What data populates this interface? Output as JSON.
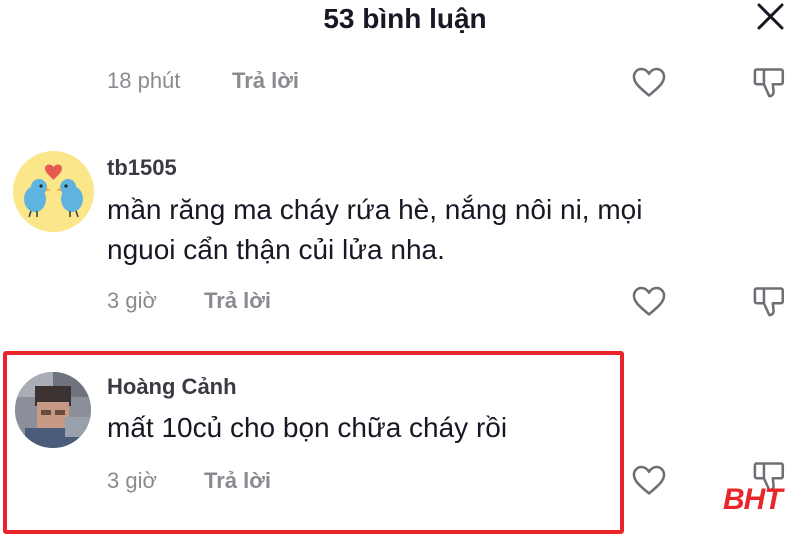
{
  "header": {
    "title": "53 bình luận",
    "close_icon": "close-icon"
  },
  "comments": [
    {
      "time": "18 phút",
      "reply": "Trả lời"
    },
    {
      "username": "tb1505",
      "text_line1": "mần răng ma cháy rứa hè, nắng nôi ni, mọi",
      "text_line2": "nguoi cẩn thận củi lửa nha.",
      "time": "3 giờ",
      "reply": "Trả lời"
    },
    {
      "username": "Hoàng Cảnh",
      "text": "mất 10củ cho bọn chữa cháy rồi",
      "time": "3 giờ",
      "reply": "Trả lời"
    }
  ],
  "watermark": "BHT",
  "colors": {
    "highlight": "#e8262a",
    "meta": "#8a8b91",
    "text": "#161823"
  }
}
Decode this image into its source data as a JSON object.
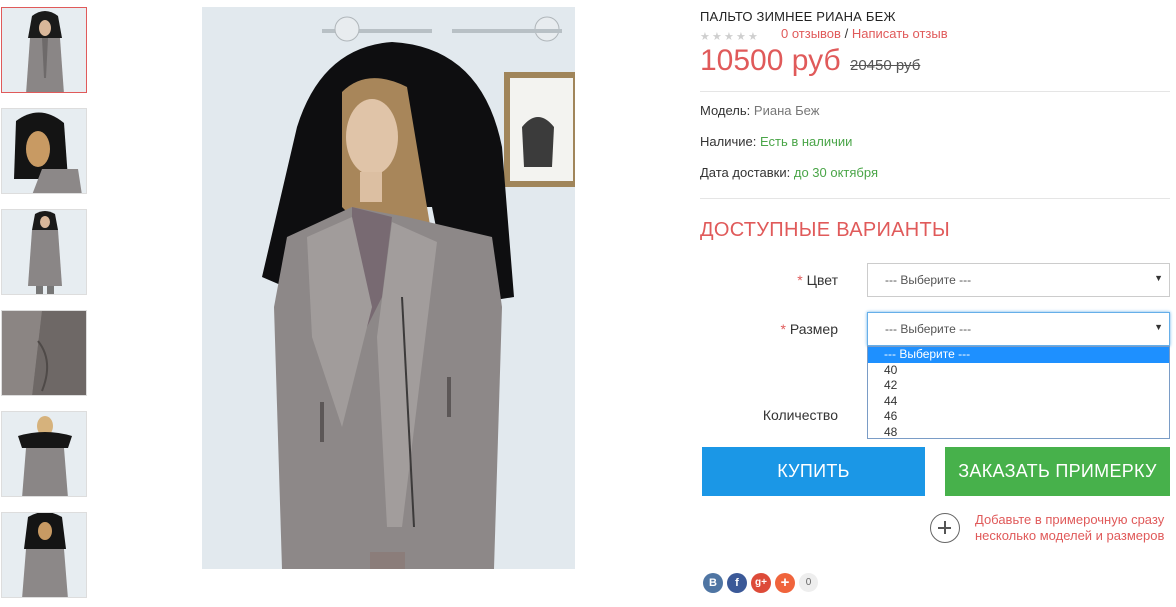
{
  "product": {
    "title": "ПАЛЬТО ЗИМНЕЕ РИАНА БЕЖ",
    "rating": 0,
    "reviews_link": "0 отзывов",
    "separator": "/",
    "write_review": "Написать отзыв",
    "price": "10500 руб",
    "old_price": "20450 руб",
    "model_label": "Модель:",
    "model_value": "Риана Беж",
    "availability_label": "Наличие:",
    "availability_value": "Есть в наличии",
    "delivery_label": "Дата доставки:",
    "delivery_value": "до 30 октября"
  },
  "options": {
    "heading": "ДОСТУПНЫЕ ВАРИАНТЫ",
    "required_mark": "*",
    "color_label": "Цвет",
    "color_value": "--- Выберите ---",
    "size_label": "Размер",
    "size_value": "--- Выберите ---",
    "size_options": [
      "--- Выберите ---",
      "40",
      "42",
      "44",
      "46",
      "48"
    ],
    "quantity_label": "Количество"
  },
  "buttons": {
    "buy": "КУПИТЬ",
    "order_fitting": "ЗАКАЗАТЬ ПРИМЕРКУ"
  },
  "hint": "Добавьте в примерочную сразу несколько моделей и размеров",
  "social": {
    "vk": "В",
    "facebook": "f",
    "google": "g+",
    "more": "+",
    "share_count": "0"
  },
  "colors": {
    "accent": "#e05a5a",
    "buy": "#1b97e6",
    "fitting": "#47b14b",
    "in_stock": "#4aa548"
  }
}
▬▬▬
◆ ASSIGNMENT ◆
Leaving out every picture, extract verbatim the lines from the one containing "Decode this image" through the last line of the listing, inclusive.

◆ FINISHED TASK ◆
Decode this image into its source data as a JSON object.
{
  "product": {
    "title": "ПАЛЬТО ЗИМНЕЕ РИАНА БЕЖ",
    "rating": 0,
    "reviews_link": "0 отзывов",
    "separator": "/",
    "write_review": "Написать отзыв",
    "price": "10500 руб",
    "old_price": "20450 руб",
    "model_label": "Модель:",
    "model_value": "Риана Беж",
    "availability_label": "Наличие:",
    "availability_value": "Есть в наличии",
    "delivery_label": "Дата доставки:",
    "delivery_value": "до 30 октября"
  },
  "options": {
    "heading": "ДОСТУПНЫЕ ВАРИАНТЫ",
    "required_mark": "*",
    "color_label": "Цвет",
    "color_value": "--- Выберите ---",
    "size_label": "Размер",
    "size_value": "--- Выберите ---",
    "size_options": [
      "--- Выберите ---",
      "40",
      "42",
      "44",
      "46",
      "48"
    ],
    "quantity_label": "Количество"
  },
  "buttons": {
    "buy": "КУПИТЬ",
    "order_fitting": "ЗАКАЗАТЬ ПРИМЕРКУ"
  },
  "hint": "Добавьте в примерочную сразу несколько моделей и размеров",
  "social": {
    "vk": "В",
    "facebook": "f",
    "google": "g+",
    "more": "+",
    "share_count": "0"
  },
  "colors": {
    "accent": "#e05a5a",
    "buy": "#1b97e6",
    "fitting": "#47b14b",
    "in_stock": "#4aa548"
  }
}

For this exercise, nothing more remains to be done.